Ethnographic fieldwork methodology: approaches, tools and ethics

Time:

12 - 14 Sep 2022
Place:

PRIO, Hausmanns gate 3, Oslo
Organizer:

Jørgen Jensehaugen (jorgen@prio.org)
Credits:

5 ECTS (with approved essay)
Contact:

Jørgen Carling (jorgen@prio.org)
Lecturers:

Jørgen Carling is Research Professor at the Peace Research Institute Oslo (PRIO) and co-director of the PRIO Migration Centre. His research covers global migration, immobility and transnationalism, seeking to explain how migration arises, and how it affects societies, families and individuals. He holds a PhD in Human Geography and combines ethnographic and statistical methods, often in mixed-methods research designs. He currently leads MIGNEX, a large 10-country project on migration and development, as well as the ERC-funded project Future Migration as Present Fact (FUMI).

Cindy Horst is Research Professor in Migration and Refugee Studies at PRIO and co-director of the Centre on Culture and Violent Conflict (CCC). Her current research focuses on how individuals, including artists and academics, can challenge the status quo and effect societal change in (post-) conflict settings. Cindy is especially interested in methodological innovations that allow for critical and ethically conscious research engagement, through co-creative approaches, life history research and multi-sited ethnography. She has published extensively for academic and non-academic audiences and has taught and mentored on research methods and ethics at a range of European and African universities and research institutes.

​This course prepares participants for conducting ethnographic fieldwork and using fieldwork data in social-science research. It pays particular attention to doing fieldwork in challenging circumstances, such as those that are often encountered in research on peace and conflict, or in the contexts of migration and displacement. The sessions roughly follow the chronology from pre-fieldwork planning to post-fieldwork representation of data, and address both practical and principled concerns at each stage. Rather than attempting to provide blueprint answers, the course seeks to help participants reflect upon the dilemmas of fieldwork and make informed decisions for their own research.

Teaching will take place in person at the Peace Research Institute Oslo (PRIO) in Norway. The course is preceded by a course on survey methods in migration research (7–9 September) to enable a foundation for mixed methods.

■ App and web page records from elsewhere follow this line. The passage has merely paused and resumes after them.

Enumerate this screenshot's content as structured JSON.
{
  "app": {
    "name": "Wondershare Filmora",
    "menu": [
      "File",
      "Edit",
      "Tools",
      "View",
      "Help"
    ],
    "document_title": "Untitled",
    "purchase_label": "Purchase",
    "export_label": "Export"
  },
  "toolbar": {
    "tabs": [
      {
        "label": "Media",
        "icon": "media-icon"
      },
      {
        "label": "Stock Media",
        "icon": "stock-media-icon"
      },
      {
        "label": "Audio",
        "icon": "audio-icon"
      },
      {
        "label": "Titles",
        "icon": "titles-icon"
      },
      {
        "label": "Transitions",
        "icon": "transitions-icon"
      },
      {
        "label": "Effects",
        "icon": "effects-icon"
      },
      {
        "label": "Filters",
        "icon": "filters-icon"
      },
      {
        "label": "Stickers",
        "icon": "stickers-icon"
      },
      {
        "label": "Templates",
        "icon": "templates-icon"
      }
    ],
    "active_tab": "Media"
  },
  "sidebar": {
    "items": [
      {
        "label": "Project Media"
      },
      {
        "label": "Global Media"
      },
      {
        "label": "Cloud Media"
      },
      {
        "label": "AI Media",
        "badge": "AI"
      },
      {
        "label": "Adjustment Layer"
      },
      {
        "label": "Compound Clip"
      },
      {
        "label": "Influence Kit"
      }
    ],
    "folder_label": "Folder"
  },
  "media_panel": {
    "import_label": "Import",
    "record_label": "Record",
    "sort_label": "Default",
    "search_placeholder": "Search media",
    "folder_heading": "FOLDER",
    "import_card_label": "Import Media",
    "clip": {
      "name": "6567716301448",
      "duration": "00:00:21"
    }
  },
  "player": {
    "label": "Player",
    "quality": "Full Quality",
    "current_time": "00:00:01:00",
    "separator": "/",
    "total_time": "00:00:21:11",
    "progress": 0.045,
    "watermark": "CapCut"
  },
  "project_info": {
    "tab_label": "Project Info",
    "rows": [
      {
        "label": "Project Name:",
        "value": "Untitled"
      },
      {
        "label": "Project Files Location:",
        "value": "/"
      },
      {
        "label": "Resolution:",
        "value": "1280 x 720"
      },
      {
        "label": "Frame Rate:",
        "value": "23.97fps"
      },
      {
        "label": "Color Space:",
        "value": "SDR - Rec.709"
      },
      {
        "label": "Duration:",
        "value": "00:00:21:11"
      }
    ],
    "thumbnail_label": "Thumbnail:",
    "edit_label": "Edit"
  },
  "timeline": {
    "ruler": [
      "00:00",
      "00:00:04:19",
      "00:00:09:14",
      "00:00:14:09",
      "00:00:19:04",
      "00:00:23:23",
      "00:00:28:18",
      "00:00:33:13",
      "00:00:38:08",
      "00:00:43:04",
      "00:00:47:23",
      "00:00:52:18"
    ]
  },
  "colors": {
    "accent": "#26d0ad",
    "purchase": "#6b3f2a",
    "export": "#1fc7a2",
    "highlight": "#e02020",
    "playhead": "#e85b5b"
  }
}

Interested participants must apply separately to each course. 

Application deadline: 10 June 2022.

Download full outline of the course: PhD course Ethnographic fieldwork 2022.pdf


Schedule:

​Download full outline of the course: PhD course Ethnographic fieldwork 2022.pdf

Deadlines:

​Application deadline: 10 June 2022.

Requirements:

​In order to obtain credits for the course, participants must submit a paper of 3000–5000 words. (Deadline to be confirmed.) The paper should address all the following topics:

  • The relationship between the research question(s) and fieldwork-based knowledge
  • The specific fieldwork methodology employed
  • Methodological and ethical challenges and ways of addressing these challenges

Depending on the nature and current stage of the participant's own research, the paper can be an account of fieldwork methodology already employed in their own research, a plan for fieldwork methodology to be employed in their own research, or a plan for fieldwork methodology to be employed in a proposed future project.


Admission:

​Applications must be submitted via the online form. 

The field "How does the content of this course relate to the work you have done or will do as part of your doctoral research?" must contain answers to the following questions:

  1. What is the topic of your PhD research?
  2. Have you done ethnographic fieldwork for you PhD, or are you planning to?
  3. Do you have any experience with software for qualitative analysis, e.g. NVivo or Atlas.ti?
  4. Have you taken any university-level course in qualitative methods?

The course is free of charge, but students will have to cover their own travel and accommodation costs.

The course is open to applications from any researcher wishing to advance their ethnographic research skills, but PhD students will normally be prioritized. There has been great interest in this course in the past and the number of places is limited.


Course Literature:

​A reading list will be distributed to participants after admission to the course. Readings may include books that participants are required to borrow or purchase.



Please address any application questions to Jørgen Jensehaugen.